I have a giant fan in the rabbit shed, and on hot days I put it on high. It is loud and blows really hard, the rabbits enjoy the movement in air it gives though, and they never even reacted to the noise. I also freeze old coke bottles with water, and give it to them to lay up against and lick when it's really hot. They usually don't freeze over night after I use them, so I have to keep a couple extra ones for the ones that aren't frozen. Last year I had about 30 rabbits, and used 60 bottles just to keep everyone cool all the time. This year I'll probably have to have even more.  You can also put a cool wet piece of carpet or cloth in their cage to lay on, or drape one over they hutch in the summer.  There are also inexpensive mister systems that hook up to a garden hose.

Think of anything to circulate air through the building and cool it off, try to keep it below 65 or so if you can.   

Heat Stroke

A rabbit who has had heat stroke will die if they are not cooled down quickly. But if you cool them down too quickly they could go into shock.

   In the early stages of heat stroke, the rabbit will lay in its cage, stretched out, breathing heavy. They will often tilt their head upward and breath heavy.  I have also noticed that rabbits in heavy heat will sweat from around the nose, and it almost looks like snuffles, but it's not.

As heat stroke gets worse, they will become lazy and unresponsive. Sometimes they will turn blue around the nose. When this happens, they are very close to death.

Treatment for Heat Stroke

Take the rabbit inside, or somewhere cool immediately. Give him water with ice in it. Crush the ice if you can and try to put some of the ice water up to his mouth and bathe his ears and face in it. Don't get it up his nose though or he may become sick later on.

If this still doesn't work, fill up the sink and place him in room temperature water for a couple of seconds. Take him out and dry him off as best as you can. Try to keep the ears cool. The ears of a rabbit are like our foreheads when we have a temperature. If they are really hot, the rabbit is probably hot.

If this still doesn't work, your rabbit maybe dehydrated and will need to see a vet. If you waste time trying to use some of these steps when they are clearly not working, the rabbit’s life will slip away. For pet owners who are not experienced with animals, I would say to wet a towel, wrap the rabbit in it, bring it ice and water to drink on the way, and rush as soon as possible to the vet.

Winter Freeze

In the winter I must go through about 5-6 bails of hay. When it gets down below freezing, I give everyone enough hay to lay in to keep them off the cold cage floor. This has seemed to work very well for me. We close the tarp walls every year at about November, because that's when the Floridian winter starts. They stay closed till about March or April, to keep all the heat in from during the day. I have to clean the old nasty hay out from the cages at about every 2 days to keep them from laying in their own waste. I give them new hay and clean out the whole shed at the end of every winter.  This may take alot of time, but I haven't lost nearly as much as my fellow breeders have.  

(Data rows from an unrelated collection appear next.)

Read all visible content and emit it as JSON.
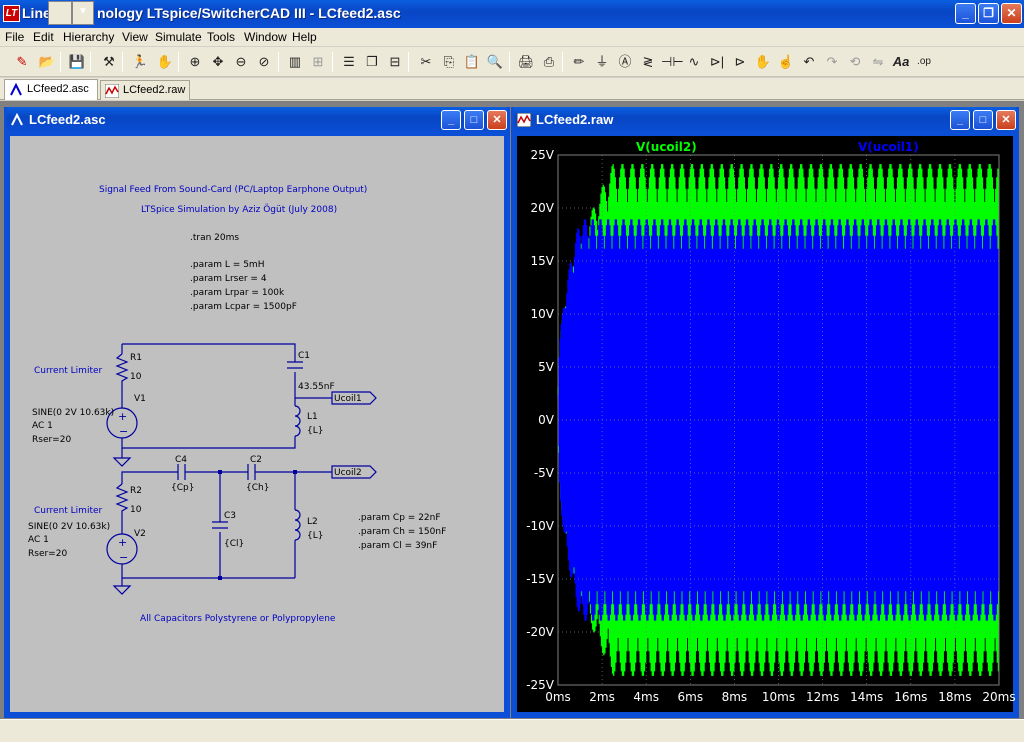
{
  "app": {
    "title_visible_start": "Line",
    "title_visible_end": "nology LTspice/SwitcherCAD III - LCfeed2.asc"
  },
  "menu": [
    "File",
    "Edit",
    "Hierarchy",
    "View",
    "Simulate",
    "Tools",
    "Window",
    "Help"
  ],
  "tabs": [
    {
      "label": "LCfeed2.asc",
      "active": true
    },
    {
      "label": "LCfeed2.raw",
      "active": false
    }
  ],
  "schematic_window": {
    "title": "LCfeed2.asc",
    "texts": {
      "header1": "Signal Feed From Sound-Card (PC/Laptop Earphone Output)",
      "header2": "LTSpice Simulation by Aziz Ögüt (July 2008)",
      "tran": ".tran 20ms",
      "param1": ".param L = 5mH",
      "param2": ".param Lrser = 4",
      "param3": ".param Lrpar = 100k",
      "param4": ".param Lcpar = 1500pF",
      "cl1": "Current Limiter",
      "r1": "R1",
      "r1v": "10",
      "c1": "C1",
      "c1v": "43.55nF",
      "v1": "V1",
      "l1": "L1",
      "l1v": "{L}",
      "sine1": "SINE(0 2V 10.63k)",
      "ac1": "AC 1",
      "rser1": "Rser=20",
      "ucoil1": "Ucoil1",
      "c4": "C4",
      "c4v": "{Cp}",
      "c2": "C2",
      "c2v": "{Ch}",
      "ucoil2": "Ucoil2",
      "cl2": "Current Limiter",
      "r2": "R2",
      "r2v": "10",
      "c3": "C3",
      "c3v": "{Cl}",
      "l2": "L2",
      "l2v": "{L}",
      "sine2": "SINE(0 2V 10.63k)",
      "v2": "V2",
      "ac2": "AC 1",
      "rser2": "Rser=20",
      "pcp": ".param Cp = 22nF",
      "pch": ".param Ch = 150nF",
      "pcl": ".param Cl  = 39nF",
      "footer": "All Capacitors Polystyrene or Polypropylene"
    }
  },
  "waveform_window": {
    "title": "LCfeed2.raw"
  },
  "colors": {
    "ucoil2": "#00ff00",
    "ucoil1": "#0000ff",
    "schematic_wire": "#0000a0",
    "schematic_text": "#0000c0"
  },
  "chart_data": {
    "type": "line",
    "xlabel": "",
    "ylabel": "",
    "x_ticks": [
      "0ms",
      "2ms",
      "4ms",
      "6ms",
      "8ms",
      "10ms",
      "12ms",
      "14ms",
      "16ms",
      "18ms",
      "20ms"
    ],
    "y_ticks": [
      "25V",
      "20V",
      "15V",
      "10V",
      "5V",
      "0V",
      "-5V",
      "-10V",
      "-15V",
      "-20V",
      "-25V"
    ],
    "xlim": [
      0,
      20
    ],
    "ylim": [
      -25,
      25
    ],
    "series": [
      {
        "name": "V(ucoil2)",
        "color": "#00ff00",
        "steady_amplitude": 24.2,
        "settle_ms": 2.5
      },
      {
        "name": "V(ucoil1)",
        "color": "#0000ff",
        "steady_amplitude": 19,
        "settle_ms": 1.0
      }
    ]
  }
}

For those who breed during the winter, you can bring the nest boxes in each night and take them back out during the day as mothers usually only feed their babies 1 or 2 times a day.  Also, for those of you who live where it goes below zero, I would say to bring your rabbits inside, over night, in carriers, just to be safe if you can.  I know a lot of people have electric space heaters, but with the hay there is a risk of fire; and unvented fuel heaters will create carbon monoxide.  Take caution with whatever method you decide.